What is being asked –
The answer should contain all of the data, retyped without any alteration.

___ Data records

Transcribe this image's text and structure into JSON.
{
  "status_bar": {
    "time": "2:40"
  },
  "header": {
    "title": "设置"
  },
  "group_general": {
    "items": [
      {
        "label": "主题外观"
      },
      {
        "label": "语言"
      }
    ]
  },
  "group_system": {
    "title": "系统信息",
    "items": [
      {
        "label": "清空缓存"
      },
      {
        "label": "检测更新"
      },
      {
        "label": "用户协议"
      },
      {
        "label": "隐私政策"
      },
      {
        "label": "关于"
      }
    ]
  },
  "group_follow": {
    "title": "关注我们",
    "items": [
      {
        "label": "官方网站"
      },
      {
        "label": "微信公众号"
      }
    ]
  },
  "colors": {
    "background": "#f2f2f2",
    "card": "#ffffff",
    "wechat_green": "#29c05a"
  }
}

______

Written answer –
Transcribe this image's text and structure into JSON.
{
  "status_bar": {
    "time": "2:40"
  },
  "header": {
    "title": "设置"
  },
  "group_general": {
    "items": [
      {
        "label": "主题外观"
      },
      {
        "label": "语言"
      }
    ]
  },
  "group_system": {
    "title": "系统信息",
    "items": [
      {
        "label": "清空缓存"
      },
      {
        "label": "检测更新"
      },
      {
        "label": "用户协议"
      },
      {
        "label": "隐私政策"
      },
      {
        "label": "关于"
      }
    ]
  },
  "group_follow": {
    "title": "关注我们",
    "items": [
      {
        "label": "官方网站"
      },
      {
        "label": "微信公众号"
      }
    ]
  },
  "colors": {
    "background": "#f2f2f2",
    "card": "#ffffff",
    "wechat_green": "#29c05a"
  }
}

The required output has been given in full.